In Omaha, fall is the perfect time to inspect your home and look for areas that may need some attention. We recommend power washing your home twice a year. In the spring and in the fall. After you have washed your home in the fall, look at areas that may need some touch up like window sills, around doors, around faucets, etc. Look for cracking or peeling paint and pay special attention to areas that may need to be re-caulked as well.


touching up










Exterior paint touch ups can sometimes be a challenge. The biggest issue is with paint that may have aged or faded over time. In situations where this has occurred, having some leftover or extra paint isn’t going to be much help. The best approach in this situation is to match the existing paint on your home and use that instead. To get something to match, look for a gutter strap, outlet cover, downspout, etc. Take your “sample” to the paint store and have it matched in the same product that was used to paint your home.

Touching up is not too difficult. Once you have the paint you need, either leftover or newly matched, you will want to scrape and sand the area and then do any caulking that may need to be done. Prime the area with a quality exterior primer. I like Sealgrip. 

When touching up it is a good idea to paint to a stopping point or to paint an entire area rather then just a specific spot. For example, paint the full window sill or paint the full piece of lap siding. This will help to blend the touched up area to the rest of the home. Always do two coats!



Best color if you want to sell your home

Best color if you want to sell your home

It’s no surprise to me that blue and it’s tints and shades are the colors that rank highest for selling your home. Blue is considered by most Americans as their favorite color and as far as this study goes is the best color for your home.

Blue is a primary color and when you add white to it you create a tint of that color. Likewise when you add black you create a shade of that color. So the various blues out there are a winner in the eye of your real estate agent.

The room, and it’s color, that seemed to have the biggest impact was a blue bathroom. The next best place to paint blue is the kitchen followed by the dining room.

All this is according to Zillow. They studied pictures and selling prices and discovered the trend. It may not be too scientific but they did look at over 32000 homes.
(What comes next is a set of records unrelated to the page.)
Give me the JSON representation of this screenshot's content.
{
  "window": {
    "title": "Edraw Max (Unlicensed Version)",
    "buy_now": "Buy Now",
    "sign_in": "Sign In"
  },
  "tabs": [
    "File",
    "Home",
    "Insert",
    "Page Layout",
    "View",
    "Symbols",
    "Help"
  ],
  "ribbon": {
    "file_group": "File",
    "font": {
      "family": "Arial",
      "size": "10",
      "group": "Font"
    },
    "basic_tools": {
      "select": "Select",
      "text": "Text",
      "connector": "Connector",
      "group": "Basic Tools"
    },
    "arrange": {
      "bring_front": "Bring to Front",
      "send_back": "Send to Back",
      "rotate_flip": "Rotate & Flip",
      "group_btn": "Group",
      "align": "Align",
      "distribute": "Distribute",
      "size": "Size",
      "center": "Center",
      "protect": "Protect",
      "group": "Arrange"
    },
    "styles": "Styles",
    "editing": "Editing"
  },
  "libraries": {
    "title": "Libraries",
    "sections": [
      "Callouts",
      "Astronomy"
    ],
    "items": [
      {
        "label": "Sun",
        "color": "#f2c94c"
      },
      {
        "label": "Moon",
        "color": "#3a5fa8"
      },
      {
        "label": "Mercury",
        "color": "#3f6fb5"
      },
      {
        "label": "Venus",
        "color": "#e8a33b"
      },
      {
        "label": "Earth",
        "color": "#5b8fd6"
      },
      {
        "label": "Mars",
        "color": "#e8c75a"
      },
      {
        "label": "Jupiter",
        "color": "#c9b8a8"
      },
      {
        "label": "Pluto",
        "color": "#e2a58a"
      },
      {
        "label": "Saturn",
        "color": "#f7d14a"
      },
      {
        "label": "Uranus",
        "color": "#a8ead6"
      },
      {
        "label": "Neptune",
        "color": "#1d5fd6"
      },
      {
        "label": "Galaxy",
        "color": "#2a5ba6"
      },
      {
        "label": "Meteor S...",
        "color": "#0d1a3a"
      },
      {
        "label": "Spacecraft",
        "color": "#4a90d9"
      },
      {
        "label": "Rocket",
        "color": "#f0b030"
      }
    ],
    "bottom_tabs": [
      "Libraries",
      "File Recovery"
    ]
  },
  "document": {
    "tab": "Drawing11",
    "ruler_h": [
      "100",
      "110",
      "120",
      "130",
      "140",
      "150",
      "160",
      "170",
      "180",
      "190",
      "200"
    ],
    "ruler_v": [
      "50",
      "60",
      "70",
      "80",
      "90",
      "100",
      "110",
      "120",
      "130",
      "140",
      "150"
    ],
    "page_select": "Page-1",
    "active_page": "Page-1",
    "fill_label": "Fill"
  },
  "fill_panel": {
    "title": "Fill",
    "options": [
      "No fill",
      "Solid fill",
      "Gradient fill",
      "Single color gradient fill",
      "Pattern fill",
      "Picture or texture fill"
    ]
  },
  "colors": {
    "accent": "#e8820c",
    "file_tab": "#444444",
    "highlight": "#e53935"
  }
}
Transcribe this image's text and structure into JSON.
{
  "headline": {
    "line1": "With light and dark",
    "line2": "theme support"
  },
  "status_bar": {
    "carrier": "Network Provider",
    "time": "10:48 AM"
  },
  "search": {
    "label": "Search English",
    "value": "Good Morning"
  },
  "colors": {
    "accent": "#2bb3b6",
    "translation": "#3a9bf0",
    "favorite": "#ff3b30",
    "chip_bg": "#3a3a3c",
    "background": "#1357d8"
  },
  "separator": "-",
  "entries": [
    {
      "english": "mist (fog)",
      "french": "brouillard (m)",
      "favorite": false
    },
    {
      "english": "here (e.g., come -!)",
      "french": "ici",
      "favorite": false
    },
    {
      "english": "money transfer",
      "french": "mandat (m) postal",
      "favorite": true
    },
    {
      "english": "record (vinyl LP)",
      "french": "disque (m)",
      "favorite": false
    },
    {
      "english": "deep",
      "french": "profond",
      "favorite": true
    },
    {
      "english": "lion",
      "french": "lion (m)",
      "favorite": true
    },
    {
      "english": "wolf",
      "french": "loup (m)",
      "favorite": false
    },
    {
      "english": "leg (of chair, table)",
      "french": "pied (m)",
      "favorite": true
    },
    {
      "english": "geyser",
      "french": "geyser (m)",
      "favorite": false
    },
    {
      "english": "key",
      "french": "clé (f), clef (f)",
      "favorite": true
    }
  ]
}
Apparently even painting your front door blue added value in the eye of a potential buyer. There were colors that you should avoid as well and painting your living room blue had a negative effect. Weird. Here are the full results of their study on the best color for your home. What on average was added to the sold price of a home.

Front Door  Navy blue to dark grey +$1514.00

Living Rooms  Brown +$1809.00   Blues -$820.00

Exterior  Grey and Brown mix (greige) +$1526.00   Brown -$1970.00

Kitchens  Blue +$1809.00   Yellow -$820.00

Bathrooms  Blue/purple +$5440.00   White -$4035.00

Bedrooms  Blue +$1856.00   Pink -$208.00

Dining Rooms  Blue +$1926.00   Red -$2031.00